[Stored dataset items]
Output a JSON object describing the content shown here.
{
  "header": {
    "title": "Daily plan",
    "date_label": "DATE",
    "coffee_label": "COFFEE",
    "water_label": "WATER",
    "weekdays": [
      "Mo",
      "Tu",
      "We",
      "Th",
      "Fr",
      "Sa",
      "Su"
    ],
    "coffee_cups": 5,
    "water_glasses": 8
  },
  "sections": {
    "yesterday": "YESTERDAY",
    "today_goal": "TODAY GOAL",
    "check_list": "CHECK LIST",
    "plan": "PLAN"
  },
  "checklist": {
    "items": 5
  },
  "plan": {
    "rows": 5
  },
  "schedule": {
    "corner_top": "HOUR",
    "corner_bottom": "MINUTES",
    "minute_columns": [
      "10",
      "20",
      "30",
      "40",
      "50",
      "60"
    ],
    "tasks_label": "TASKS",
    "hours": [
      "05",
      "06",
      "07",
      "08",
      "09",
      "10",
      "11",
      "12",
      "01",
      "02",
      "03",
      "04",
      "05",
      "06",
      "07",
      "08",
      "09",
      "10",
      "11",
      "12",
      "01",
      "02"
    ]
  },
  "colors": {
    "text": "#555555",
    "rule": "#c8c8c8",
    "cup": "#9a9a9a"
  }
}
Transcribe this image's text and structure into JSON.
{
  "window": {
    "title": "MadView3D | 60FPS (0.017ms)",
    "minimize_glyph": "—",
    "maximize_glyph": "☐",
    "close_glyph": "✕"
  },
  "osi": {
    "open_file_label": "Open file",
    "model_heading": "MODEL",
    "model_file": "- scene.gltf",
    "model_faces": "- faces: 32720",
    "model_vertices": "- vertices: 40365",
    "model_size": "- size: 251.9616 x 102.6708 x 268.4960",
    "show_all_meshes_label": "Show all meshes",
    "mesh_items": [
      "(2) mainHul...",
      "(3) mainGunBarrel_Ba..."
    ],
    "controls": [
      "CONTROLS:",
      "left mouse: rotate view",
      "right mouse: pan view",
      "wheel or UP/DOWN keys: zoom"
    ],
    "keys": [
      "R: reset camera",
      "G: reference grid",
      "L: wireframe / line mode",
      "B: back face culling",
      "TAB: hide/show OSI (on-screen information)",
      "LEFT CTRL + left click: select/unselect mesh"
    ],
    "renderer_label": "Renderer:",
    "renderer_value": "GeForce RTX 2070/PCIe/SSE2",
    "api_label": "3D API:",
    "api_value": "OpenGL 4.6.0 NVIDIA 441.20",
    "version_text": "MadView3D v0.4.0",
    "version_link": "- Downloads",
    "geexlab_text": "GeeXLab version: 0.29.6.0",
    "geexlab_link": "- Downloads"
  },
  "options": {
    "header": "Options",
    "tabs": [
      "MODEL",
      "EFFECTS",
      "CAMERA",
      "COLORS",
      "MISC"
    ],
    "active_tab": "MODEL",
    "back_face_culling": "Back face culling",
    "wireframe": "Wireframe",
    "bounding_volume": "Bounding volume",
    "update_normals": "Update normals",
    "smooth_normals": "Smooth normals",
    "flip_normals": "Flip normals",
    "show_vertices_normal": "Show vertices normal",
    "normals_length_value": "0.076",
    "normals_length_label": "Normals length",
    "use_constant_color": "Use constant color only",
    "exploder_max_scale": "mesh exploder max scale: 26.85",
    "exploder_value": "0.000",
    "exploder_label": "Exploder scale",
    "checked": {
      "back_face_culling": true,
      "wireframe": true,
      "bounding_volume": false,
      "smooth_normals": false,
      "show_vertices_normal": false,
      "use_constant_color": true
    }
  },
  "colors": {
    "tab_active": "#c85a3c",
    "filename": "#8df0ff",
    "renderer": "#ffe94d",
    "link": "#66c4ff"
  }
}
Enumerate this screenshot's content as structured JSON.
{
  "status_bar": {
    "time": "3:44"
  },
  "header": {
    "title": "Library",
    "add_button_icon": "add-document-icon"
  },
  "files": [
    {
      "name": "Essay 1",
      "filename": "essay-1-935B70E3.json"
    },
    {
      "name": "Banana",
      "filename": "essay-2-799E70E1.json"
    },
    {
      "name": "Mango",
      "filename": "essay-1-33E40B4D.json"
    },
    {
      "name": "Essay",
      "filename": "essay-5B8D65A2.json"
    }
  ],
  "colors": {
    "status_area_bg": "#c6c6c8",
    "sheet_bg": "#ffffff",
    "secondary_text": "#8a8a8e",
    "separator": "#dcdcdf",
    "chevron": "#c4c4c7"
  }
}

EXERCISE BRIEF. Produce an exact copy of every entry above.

ANSWER BELOW.
Output a JSON object describing the content shown here.
{
  "header": {
    "title": "Daily plan",
    "date_label": "DATE",
    "coffee_label": "COFFEE",
    "water_label": "WATER",
    "weekdays": [
      "Mo",
      "Tu",
      "We",
      "Th",
      "Fr",
      "Sa",
      "Su"
    ],
    "coffee_cups": 5,
    "water_glasses": 8
  },
  "sections": {
    "yesterday": "YESTERDAY",
    "today_goal": "TODAY GOAL",
    "check_list": "CHECK LIST",
    "plan": "PLAN"
  },
  "checklist": {
    "items": 5
  },
  "plan": {
    "rows": 5
  },
  "schedule": {
    "corner_top": "HOUR",
    "corner_bottom": "MINUTES",
    "minute_columns": [
      "10",
      "20",
      "30",
      "40",
      "50",
      "60"
    ],
    "tasks_label": "TASKS",
    "hours": [
      "05",
      "06",
      "07",
      "08",
      "09",
      "10",
      "11",
      "12",
      "01",
      "02",
      "03",
      "04",
      "05",
      "06",
      "07",
      "08",
      "09",
      "10",
      "11",
      "12",
      "01",
      "02"
    ]
  },
  "colors": {
    "text": "#555555",
    "rule": "#c8c8c8",
    "cup": "#9a9a9a"
  }
}
Transcribe this image's text and structure into JSON.
{
  "window": {
    "title": "MadView3D | 60FPS (0.017ms)",
    "minimize_glyph": "—",
    "maximize_glyph": "☐",
    "close_glyph": "✕"
  },
  "osi": {
    "open_file_label": "Open file",
    "model_heading": "MODEL",
    "model_file": "- scene.gltf",
    "model_faces": "- faces: 32720",
    "model_vertices": "- vertices: 40365",
    "model_size": "- size: 251.9616 x 102.6708 x 268.4960",
    "show_all_meshes_label": "Show all meshes",
    "mesh_items": [
      "(2) mainHul...",
      "(3) mainGunBarrel_Ba..."
    ],
    "controls": [
      "CONTROLS:",
      "left mouse: rotate view",
      "right mouse: pan view",
      "wheel or UP/DOWN keys: zoom"
    ],
    "keys": [
      "R: reset camera",
      "G: reference grid",
      "L: wireframe / line mode",
      "B: back face culling",
      "TAB: hide/show OSI (on-screen information)",
      "LEFT CTRL + left click: select/unselect mesh"
    ],
    "renderer_label": "Renderer:",
    "renderer_value": "GeForce RTX 2070/PCIe/SSE2",
    "api_label": "3D API:",
    "api_value": "OpenGL 4.6.0 NVIDIA 441.20",
    "version_text": "MadView3D v0.4.0",
    "version_link": "- Downloads",
    "geexlab_text": "GeeXLab version: 0.29.6.0",
    "geexlab_link": "- Downloads"
  },
  "options": {
    "header": "Options",
    "tabs": [
      "MODEL",
      "EFFECTS",
      "CAMERA",
      "COLORS",
      "MISC"
    ],
    "active_tab": "MODEL",
    "back_face_culling": "Back face culling",
    "wireframe": "Wireframe",
    "bounding_volume": "Bounding volume",
    "update_normals": "Update normals",
    "smooth_normals": "Smooth normals",
    "flip_normals": "Flip normals",
    "show_vertices_normal": "Show vertices normal",
    "normals_length_value": "0.076",
    "normals_length_label": "Normals length",
    "use_constant_color": "Use constant color only",
    "exploder_max_scale": "mesh exploder max scale: 26.85",
    "exploder_value": "0.000",
    "exploder_label": "Exploder scale",
    "checked": {
      "back_face_culling": true,
      "wireframe": true,
      "bounding_volume": false,
      "smooth_normals": false,
      "show_vertices_normal": false,
      "use_constant_color": true
    }
  },
  "colors": {
    "tab_active": "#c85a3c",
    "filename": "#8df0ff",
    "renderer": "#ffe94d",
    "link": "#66c4ff"
  }
}
Enumerate this screenshot's content as structured JSON.
{
  "status_bar": {
    "time": "3:44"
  },
  "header": {
    "title": "Library",
    "add_button_icon": "add-document-icon"
  },
  "files": [
    {
      "name": "Essay 1",
      "filename": "essay-1-935B70E3.json"
    },
    {
      "name": "Banana",
      "filename": "essay-2-799E70E1.json"
    },
    {
      "name": "Mango",
      "filename": "essay-1-33E40B4D.json"
    },
    {
      "name": "Essay",
      "filename": "essay-5B8D65A2.json"
    }
  ],
  "colors": {
    "status_area_bg": "#c6c6c8",
    "sheet_bg": "#ffffff",
    "secondary_text": "#8a8a8e",
    "separator": "#dcdcdf",
    "chevron": "#c4c4c7"
  }
}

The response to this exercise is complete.